You can earn more rewards. Two people sharing a rewards credit card means double the spending and double the rewards earned. This can be especially beneficial if you're trying to earn a sign-up bonus or max out first-year bonus rewards.
Some credit card issuers no longer offer joint credit cards. Adding an authorized user is an alternative for sharing a credit card.
Disadvantages of Having a Joint Credit Card
There is a downside to having a joint credit card that can't be ignored.
Both people are legally responsible for making the payments. That means the credit card issuer can take legal action against you for charges you might not have made to the credit card. You could even be sued and have your wages garnished if the credit card payment becomes delinquent.
By comparison, authorized users aren't legally responsible for purchases made on the credit card, even if they made the purchases.
Credit card disagreements could cause relationship problems. Sharing a credit card could lead to arguments about each other's spending or payment habits. It's helpful to talk through the semantics of sharing a credit card so you're following the same rules? How much you can each spend? How often will you pay the balance? Will you pay in full?
Breakups or divorce make it hard to manage the credit card. No matter what a divorce decree says, the credit card issuer holds you to the original credit card agreement. So if your ex-spouse isn't paying his or her share of the credit card bills, your credit can still be affected. It's even harder to manage the credit card bill if you sever ties with someone you were dating or even a friend or family member.

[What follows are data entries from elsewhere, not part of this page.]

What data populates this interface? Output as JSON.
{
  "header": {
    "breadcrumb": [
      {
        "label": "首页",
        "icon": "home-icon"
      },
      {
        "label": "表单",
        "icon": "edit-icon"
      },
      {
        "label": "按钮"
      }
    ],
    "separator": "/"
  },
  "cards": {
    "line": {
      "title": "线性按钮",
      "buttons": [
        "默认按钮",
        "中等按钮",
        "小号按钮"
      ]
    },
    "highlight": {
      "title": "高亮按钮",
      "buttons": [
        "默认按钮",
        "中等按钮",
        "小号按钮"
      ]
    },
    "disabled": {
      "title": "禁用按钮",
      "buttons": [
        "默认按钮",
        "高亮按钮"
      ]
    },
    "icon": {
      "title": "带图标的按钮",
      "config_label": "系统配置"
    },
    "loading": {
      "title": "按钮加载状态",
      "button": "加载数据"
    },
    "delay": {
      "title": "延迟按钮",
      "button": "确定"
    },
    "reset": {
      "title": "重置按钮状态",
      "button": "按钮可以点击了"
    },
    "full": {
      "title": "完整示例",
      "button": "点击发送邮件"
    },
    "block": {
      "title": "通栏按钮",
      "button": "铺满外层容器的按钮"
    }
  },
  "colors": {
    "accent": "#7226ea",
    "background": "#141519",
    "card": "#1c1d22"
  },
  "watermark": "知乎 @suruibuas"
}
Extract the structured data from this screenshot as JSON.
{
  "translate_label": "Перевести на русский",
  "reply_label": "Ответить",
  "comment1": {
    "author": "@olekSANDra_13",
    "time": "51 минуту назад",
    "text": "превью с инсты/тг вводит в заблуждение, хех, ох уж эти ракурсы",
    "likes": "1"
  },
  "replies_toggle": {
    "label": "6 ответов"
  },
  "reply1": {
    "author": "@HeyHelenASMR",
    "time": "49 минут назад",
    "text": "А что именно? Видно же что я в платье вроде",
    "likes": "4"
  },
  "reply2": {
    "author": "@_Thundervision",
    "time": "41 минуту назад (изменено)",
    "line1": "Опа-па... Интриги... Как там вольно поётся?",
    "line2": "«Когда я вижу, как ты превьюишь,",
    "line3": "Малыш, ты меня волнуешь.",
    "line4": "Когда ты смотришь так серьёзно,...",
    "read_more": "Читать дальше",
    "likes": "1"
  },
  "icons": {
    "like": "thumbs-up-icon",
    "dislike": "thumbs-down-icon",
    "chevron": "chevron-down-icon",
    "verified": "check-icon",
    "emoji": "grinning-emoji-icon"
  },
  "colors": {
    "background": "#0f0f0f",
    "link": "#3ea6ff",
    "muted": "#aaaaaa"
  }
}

One person could use the credit card to hurt the other. It sounds childish, but it happens, often after a breakup. One cardholder could go on a revenge spending splurge, leaving the other cardholder with the bill. If the revenge-seeker already has bad credit, she (or he) has nothing to lose from a maxed-out credit card or a few more late payments.
Late payments hurt both people's credit scores. Since joint credit cards are reported to both individual's credit reports, sharing a credit card can make it tough to shield one person's credit from financial troubles.
Should You Share a Credit Card?
In some cases, it's wiser to keep separate credit cards. Before you make the decision to get a joint credit card, evaluate your reasons for sharing a credit card. Is it to better manage shared finances in a serious relationship? Or is it to monitor and control the other person's spending?